YOUR OBJECTIVE – Where does the word "Portfolio" show up in the records? Copy every line that holds it.
[MATERIAL FOR THIS EXERCISE Boundary: Start]
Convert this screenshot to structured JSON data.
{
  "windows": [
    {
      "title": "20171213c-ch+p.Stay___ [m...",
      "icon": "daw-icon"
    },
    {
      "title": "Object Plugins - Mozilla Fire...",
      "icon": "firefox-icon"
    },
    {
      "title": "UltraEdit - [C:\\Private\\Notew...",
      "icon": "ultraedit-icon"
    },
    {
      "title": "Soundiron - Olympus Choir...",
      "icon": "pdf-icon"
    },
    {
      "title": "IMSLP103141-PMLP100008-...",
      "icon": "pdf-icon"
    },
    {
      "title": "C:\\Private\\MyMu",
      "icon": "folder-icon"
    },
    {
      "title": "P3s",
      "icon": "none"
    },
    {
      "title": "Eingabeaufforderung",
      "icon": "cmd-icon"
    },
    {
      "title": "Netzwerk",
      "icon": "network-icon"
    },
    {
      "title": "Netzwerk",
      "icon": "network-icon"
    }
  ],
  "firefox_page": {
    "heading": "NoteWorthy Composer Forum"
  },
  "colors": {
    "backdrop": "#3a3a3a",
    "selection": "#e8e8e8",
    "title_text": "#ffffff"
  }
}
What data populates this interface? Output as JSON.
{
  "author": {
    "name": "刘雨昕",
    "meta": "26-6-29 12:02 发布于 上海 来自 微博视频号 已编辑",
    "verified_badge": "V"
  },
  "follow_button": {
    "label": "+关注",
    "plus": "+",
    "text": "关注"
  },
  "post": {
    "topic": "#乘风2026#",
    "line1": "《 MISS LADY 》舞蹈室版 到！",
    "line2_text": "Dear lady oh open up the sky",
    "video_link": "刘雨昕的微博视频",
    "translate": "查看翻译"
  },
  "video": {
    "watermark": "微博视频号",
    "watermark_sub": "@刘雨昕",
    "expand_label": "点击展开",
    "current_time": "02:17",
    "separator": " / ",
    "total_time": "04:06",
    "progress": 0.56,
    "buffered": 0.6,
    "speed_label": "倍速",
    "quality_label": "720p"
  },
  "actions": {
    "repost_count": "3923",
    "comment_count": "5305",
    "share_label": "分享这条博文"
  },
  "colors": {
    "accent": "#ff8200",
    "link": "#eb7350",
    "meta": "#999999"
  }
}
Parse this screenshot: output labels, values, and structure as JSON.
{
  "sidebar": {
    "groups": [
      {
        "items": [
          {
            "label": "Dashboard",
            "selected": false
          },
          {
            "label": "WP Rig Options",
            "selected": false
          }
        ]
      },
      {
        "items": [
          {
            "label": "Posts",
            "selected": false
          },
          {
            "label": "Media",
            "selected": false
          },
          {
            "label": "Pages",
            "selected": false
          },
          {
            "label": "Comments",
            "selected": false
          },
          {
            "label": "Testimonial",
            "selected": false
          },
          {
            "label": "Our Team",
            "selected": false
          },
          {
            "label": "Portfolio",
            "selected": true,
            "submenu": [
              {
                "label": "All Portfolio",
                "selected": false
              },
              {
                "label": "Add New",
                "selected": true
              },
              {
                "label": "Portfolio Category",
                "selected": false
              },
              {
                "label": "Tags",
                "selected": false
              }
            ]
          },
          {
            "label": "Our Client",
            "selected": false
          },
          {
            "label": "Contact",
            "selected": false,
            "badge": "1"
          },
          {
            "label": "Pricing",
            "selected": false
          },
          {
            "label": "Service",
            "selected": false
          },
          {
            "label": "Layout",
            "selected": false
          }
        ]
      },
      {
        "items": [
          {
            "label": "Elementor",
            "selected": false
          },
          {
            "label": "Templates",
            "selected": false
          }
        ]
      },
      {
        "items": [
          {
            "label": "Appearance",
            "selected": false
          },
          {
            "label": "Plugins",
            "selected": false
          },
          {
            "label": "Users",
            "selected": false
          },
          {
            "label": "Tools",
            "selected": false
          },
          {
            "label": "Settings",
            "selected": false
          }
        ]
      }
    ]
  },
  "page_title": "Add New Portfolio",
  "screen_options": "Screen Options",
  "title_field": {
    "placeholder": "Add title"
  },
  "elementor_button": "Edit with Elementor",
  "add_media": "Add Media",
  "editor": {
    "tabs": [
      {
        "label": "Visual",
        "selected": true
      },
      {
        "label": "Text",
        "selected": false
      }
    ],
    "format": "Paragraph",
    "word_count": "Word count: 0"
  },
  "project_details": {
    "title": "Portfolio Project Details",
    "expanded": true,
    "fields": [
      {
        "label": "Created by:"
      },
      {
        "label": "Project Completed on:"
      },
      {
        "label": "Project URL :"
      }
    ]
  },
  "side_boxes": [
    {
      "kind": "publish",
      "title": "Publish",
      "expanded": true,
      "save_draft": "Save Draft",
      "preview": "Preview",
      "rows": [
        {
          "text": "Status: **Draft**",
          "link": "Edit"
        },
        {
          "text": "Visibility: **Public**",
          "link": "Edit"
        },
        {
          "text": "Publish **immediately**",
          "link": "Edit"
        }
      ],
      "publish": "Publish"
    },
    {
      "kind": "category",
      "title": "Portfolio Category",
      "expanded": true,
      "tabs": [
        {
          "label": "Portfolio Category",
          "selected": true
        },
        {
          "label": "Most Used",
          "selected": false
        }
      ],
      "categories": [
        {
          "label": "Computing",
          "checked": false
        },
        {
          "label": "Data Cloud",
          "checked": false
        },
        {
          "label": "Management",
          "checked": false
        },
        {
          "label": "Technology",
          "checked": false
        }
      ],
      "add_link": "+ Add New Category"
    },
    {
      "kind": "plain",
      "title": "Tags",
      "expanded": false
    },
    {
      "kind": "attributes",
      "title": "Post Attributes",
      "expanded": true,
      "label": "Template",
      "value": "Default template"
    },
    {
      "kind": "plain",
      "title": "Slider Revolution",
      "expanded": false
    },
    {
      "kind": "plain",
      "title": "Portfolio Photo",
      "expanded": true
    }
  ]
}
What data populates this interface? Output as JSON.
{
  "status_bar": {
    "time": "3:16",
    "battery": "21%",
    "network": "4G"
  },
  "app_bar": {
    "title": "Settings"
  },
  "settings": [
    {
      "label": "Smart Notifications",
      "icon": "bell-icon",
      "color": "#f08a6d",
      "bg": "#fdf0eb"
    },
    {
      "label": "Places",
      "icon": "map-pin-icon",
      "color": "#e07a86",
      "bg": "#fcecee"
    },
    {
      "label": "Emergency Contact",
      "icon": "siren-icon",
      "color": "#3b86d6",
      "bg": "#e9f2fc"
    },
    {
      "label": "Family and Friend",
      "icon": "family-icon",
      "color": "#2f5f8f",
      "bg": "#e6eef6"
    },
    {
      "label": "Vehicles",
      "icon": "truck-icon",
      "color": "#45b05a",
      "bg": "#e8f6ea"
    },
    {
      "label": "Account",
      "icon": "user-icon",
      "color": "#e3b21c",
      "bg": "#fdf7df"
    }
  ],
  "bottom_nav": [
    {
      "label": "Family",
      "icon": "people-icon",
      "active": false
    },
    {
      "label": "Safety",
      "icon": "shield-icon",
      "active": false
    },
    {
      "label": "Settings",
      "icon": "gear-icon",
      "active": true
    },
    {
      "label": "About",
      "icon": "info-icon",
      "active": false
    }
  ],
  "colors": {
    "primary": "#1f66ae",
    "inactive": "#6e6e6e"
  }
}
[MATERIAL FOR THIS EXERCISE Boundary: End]
ANSWER AREA –
            "label": "Portfolio",
                "label": "All Portfolio",
                "label": "Portfolio Category",
  "page_title": "Add New Portfolio",
    "title": "Portfolio Project Details",
      "title": "Portfolio Category",
          "label": "Portfolio Category",
      "title": "Portfolio Photo",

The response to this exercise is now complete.